---- DATA SHOWN
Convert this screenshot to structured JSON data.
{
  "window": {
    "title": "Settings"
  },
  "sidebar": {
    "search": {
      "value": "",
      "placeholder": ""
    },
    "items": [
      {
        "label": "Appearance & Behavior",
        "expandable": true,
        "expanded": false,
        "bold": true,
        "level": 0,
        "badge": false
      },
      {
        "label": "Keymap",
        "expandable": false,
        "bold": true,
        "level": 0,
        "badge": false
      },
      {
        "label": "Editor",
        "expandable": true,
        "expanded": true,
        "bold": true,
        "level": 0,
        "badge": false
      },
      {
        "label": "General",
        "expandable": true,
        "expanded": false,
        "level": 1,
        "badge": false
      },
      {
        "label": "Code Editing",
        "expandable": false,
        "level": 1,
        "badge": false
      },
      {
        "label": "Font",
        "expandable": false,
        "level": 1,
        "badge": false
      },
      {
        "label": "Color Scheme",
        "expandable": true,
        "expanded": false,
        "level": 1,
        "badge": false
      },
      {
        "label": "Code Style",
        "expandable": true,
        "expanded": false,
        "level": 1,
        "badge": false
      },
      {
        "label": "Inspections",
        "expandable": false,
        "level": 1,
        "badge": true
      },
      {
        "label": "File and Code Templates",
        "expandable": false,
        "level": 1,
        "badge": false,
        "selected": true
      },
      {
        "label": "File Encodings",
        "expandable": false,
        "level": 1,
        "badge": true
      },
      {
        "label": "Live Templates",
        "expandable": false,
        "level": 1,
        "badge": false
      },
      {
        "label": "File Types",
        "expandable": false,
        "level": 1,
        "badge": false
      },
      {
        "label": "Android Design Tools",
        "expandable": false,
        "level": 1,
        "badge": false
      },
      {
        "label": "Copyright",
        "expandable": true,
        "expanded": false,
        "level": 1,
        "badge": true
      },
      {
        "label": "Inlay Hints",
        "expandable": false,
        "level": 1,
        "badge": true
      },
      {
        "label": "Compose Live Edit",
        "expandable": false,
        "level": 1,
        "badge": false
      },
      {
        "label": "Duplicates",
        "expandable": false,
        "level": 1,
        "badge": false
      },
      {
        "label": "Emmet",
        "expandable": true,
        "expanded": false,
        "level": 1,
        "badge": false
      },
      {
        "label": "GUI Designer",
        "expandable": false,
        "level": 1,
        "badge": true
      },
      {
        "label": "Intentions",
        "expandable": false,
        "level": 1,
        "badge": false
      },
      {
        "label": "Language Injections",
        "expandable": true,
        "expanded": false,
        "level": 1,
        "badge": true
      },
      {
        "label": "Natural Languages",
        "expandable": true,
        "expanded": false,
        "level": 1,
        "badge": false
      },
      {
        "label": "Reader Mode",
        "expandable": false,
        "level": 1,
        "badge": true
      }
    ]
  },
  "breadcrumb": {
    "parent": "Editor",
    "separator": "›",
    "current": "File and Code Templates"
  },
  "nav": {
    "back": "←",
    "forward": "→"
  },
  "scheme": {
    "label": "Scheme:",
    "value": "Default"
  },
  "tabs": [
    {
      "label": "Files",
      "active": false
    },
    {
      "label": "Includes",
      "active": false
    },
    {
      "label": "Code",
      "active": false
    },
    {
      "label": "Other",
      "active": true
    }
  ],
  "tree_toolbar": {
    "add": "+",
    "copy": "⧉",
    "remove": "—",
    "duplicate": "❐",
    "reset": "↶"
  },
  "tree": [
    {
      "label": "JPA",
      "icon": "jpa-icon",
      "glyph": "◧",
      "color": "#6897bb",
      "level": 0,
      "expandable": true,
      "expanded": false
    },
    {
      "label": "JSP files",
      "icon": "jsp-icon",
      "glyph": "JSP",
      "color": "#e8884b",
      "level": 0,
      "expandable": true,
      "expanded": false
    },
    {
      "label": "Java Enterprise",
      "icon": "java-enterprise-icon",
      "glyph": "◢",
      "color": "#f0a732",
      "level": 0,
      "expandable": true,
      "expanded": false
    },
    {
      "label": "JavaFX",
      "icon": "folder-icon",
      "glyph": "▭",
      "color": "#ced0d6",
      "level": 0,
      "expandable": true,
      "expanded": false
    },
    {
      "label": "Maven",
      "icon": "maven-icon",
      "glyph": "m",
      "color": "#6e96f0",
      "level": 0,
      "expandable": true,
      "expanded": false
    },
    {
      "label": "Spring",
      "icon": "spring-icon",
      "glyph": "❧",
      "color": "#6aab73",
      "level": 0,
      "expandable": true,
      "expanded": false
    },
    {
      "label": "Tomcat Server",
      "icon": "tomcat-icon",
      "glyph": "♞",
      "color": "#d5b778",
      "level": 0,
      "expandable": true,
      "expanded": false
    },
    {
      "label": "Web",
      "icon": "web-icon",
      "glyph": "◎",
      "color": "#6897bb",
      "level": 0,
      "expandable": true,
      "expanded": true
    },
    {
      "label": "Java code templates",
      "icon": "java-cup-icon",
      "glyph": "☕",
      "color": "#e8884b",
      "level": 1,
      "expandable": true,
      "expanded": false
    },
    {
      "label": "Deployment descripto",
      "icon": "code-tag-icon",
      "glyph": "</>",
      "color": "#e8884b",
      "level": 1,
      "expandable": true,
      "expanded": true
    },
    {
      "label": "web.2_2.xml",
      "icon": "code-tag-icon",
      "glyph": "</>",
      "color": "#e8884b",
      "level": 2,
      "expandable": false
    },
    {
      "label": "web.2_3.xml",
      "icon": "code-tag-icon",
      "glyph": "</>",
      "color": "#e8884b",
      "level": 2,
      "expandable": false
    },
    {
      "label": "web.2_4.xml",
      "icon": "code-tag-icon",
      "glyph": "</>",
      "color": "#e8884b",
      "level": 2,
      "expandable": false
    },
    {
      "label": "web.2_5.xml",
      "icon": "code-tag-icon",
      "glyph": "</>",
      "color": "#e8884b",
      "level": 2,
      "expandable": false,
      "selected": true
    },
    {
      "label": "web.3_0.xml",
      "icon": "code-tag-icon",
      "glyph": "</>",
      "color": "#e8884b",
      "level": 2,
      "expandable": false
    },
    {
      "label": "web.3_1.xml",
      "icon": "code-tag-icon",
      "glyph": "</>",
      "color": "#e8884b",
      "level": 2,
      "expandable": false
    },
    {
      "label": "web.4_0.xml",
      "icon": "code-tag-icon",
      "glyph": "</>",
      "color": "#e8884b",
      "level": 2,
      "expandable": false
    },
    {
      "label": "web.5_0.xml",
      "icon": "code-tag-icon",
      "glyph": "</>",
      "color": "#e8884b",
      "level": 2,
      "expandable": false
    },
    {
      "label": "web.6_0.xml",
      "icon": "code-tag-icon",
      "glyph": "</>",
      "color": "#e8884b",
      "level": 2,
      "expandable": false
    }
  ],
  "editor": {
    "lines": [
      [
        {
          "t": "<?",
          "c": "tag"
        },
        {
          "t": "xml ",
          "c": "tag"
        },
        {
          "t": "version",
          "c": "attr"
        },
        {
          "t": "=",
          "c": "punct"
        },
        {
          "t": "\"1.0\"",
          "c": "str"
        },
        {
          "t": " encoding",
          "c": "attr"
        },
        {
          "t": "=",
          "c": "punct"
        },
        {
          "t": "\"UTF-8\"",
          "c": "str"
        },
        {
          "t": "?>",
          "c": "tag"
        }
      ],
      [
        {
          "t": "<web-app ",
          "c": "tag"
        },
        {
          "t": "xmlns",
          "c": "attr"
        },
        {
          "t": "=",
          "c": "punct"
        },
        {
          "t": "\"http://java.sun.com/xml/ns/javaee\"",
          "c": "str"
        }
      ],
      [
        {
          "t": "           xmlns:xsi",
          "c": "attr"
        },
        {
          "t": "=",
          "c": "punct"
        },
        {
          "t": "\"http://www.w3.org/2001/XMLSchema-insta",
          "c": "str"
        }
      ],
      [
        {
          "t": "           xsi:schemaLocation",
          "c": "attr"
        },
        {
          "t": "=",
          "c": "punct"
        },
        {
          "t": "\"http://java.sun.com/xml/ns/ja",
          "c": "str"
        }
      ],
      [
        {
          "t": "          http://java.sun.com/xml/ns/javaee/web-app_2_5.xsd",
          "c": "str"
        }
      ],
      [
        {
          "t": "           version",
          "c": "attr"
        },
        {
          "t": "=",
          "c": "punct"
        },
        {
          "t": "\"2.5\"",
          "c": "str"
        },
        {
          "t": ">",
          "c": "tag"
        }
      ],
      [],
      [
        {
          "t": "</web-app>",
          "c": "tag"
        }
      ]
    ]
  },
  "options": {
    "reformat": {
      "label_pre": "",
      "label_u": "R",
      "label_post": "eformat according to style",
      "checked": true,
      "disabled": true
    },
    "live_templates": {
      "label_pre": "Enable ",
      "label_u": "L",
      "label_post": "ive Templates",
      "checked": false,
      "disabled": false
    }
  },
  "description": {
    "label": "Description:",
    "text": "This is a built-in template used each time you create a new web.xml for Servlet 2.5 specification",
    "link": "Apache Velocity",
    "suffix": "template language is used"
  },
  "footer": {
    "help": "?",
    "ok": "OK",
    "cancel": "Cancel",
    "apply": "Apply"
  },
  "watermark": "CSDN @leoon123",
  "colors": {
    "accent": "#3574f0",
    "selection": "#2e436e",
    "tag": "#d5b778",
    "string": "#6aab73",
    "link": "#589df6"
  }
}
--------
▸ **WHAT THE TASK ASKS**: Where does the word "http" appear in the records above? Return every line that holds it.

▸ **ANSWER SECTION**:
          "t": "\"http://java.sun.com/xml/ns/javaee\"",
          "t": "\"http://www.w3.org/2001/XMLSchema-insta",
          "t": "\"http://java.sun.com/xml/ns/ja",
          "t": "          http://java.sun.com/xml/ns/javaee/web-app_2_5.xsd",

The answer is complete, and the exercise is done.